» Your task: Across the whole listing, how many lines hold the word "demand"? Reply with the number by itself.

----------

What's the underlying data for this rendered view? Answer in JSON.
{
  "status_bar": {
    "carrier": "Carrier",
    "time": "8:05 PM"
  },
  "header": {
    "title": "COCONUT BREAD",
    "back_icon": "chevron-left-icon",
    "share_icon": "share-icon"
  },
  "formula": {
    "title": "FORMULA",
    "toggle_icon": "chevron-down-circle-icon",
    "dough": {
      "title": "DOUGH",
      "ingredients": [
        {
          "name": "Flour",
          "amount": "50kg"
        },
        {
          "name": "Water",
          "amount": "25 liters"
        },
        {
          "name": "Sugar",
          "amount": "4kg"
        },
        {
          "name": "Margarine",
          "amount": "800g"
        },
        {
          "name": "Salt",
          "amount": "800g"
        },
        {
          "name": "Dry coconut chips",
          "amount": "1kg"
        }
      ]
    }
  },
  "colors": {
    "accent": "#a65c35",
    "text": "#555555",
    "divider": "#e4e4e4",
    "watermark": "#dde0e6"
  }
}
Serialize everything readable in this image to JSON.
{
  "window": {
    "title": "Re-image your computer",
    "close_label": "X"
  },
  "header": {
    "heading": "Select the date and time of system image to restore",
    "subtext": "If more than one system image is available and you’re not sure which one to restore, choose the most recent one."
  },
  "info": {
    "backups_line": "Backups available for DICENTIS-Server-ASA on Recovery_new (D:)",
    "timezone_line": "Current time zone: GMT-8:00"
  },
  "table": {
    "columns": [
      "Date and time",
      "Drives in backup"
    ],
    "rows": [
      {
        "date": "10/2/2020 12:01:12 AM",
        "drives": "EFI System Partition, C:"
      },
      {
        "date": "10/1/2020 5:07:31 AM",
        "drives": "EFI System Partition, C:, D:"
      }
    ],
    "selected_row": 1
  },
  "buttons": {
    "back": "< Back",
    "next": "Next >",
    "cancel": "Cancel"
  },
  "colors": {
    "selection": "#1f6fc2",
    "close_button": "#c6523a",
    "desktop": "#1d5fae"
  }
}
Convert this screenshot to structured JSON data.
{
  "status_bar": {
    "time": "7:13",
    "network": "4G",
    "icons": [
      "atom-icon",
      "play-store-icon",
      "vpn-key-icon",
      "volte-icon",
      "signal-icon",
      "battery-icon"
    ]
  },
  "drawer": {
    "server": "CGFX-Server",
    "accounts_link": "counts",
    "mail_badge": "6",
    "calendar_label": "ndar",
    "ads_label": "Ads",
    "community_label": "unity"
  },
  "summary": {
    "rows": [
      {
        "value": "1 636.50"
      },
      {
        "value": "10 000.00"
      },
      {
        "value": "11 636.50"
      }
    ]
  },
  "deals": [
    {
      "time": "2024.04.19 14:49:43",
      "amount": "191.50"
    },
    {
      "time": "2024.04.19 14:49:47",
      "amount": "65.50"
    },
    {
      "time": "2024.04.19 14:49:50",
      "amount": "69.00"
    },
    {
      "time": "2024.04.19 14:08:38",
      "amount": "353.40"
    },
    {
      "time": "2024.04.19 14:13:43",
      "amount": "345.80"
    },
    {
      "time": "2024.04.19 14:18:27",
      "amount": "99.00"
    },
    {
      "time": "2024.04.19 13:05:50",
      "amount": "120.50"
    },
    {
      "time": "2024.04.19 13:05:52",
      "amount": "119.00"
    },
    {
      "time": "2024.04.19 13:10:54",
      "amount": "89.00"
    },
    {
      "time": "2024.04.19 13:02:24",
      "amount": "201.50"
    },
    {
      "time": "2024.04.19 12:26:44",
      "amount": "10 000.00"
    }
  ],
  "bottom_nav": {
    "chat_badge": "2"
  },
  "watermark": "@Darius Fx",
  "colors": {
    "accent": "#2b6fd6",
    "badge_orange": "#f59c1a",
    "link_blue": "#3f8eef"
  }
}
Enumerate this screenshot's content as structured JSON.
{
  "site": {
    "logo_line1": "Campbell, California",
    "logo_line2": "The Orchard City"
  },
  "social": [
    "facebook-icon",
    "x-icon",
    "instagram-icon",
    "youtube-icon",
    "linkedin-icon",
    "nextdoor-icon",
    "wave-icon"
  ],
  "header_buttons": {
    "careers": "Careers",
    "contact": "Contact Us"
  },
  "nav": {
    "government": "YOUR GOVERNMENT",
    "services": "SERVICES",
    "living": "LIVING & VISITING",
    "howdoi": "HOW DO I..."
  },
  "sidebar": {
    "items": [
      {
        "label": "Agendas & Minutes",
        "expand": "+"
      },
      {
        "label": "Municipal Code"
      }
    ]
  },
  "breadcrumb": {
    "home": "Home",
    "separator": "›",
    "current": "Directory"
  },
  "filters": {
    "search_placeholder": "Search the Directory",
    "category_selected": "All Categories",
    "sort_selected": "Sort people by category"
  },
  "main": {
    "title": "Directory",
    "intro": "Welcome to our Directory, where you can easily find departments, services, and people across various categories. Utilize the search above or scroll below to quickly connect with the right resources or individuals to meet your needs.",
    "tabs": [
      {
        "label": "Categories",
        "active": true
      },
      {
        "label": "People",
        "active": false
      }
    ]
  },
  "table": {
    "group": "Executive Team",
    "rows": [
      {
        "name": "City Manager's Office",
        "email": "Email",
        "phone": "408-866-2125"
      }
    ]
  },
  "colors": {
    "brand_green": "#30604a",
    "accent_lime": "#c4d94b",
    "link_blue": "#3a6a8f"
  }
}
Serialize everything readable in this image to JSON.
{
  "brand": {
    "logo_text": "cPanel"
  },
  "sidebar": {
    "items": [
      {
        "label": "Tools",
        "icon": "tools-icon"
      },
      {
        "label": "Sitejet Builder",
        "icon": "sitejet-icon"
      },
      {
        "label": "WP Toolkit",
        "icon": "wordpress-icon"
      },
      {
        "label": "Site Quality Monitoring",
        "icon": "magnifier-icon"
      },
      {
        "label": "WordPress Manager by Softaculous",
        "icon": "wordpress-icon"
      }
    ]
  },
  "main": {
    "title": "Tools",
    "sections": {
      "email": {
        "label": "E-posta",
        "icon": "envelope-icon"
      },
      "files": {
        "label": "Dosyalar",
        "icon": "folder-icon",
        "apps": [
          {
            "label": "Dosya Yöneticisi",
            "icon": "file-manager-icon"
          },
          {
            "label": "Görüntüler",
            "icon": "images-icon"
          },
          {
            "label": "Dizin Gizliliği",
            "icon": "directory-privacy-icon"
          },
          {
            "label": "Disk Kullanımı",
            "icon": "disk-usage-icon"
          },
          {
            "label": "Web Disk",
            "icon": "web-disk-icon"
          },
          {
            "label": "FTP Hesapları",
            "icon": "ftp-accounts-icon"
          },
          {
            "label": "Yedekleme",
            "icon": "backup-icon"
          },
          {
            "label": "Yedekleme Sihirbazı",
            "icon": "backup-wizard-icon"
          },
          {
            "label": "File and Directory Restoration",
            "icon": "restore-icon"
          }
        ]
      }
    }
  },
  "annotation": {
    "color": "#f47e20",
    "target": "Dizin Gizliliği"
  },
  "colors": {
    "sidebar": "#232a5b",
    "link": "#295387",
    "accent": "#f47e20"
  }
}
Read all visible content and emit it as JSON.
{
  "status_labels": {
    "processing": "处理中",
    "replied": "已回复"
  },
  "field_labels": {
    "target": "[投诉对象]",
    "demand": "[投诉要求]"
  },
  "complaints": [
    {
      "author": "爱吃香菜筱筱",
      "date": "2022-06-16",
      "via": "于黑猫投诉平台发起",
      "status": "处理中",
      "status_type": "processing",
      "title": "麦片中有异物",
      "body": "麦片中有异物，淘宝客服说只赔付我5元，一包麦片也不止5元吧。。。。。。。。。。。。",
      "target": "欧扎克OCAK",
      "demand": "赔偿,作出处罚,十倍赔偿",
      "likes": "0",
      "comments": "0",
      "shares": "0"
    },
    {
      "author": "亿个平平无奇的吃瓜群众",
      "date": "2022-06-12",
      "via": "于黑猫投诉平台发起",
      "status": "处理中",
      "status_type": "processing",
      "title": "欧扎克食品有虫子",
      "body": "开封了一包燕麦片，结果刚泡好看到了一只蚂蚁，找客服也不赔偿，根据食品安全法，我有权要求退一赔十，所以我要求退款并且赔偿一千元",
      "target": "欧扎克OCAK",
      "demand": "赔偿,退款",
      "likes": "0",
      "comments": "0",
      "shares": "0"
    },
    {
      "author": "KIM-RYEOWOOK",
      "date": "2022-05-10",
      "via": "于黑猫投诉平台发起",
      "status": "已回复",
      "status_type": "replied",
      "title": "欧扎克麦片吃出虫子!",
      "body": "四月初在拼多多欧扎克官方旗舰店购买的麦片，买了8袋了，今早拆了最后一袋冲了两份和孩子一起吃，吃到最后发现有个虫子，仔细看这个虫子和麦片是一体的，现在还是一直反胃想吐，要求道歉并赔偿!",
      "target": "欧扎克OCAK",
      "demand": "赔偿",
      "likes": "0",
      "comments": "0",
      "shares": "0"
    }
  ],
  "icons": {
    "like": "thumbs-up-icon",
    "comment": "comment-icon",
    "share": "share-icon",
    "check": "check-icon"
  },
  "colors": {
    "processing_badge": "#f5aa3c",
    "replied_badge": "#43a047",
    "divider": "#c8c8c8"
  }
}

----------

» Final answer: 4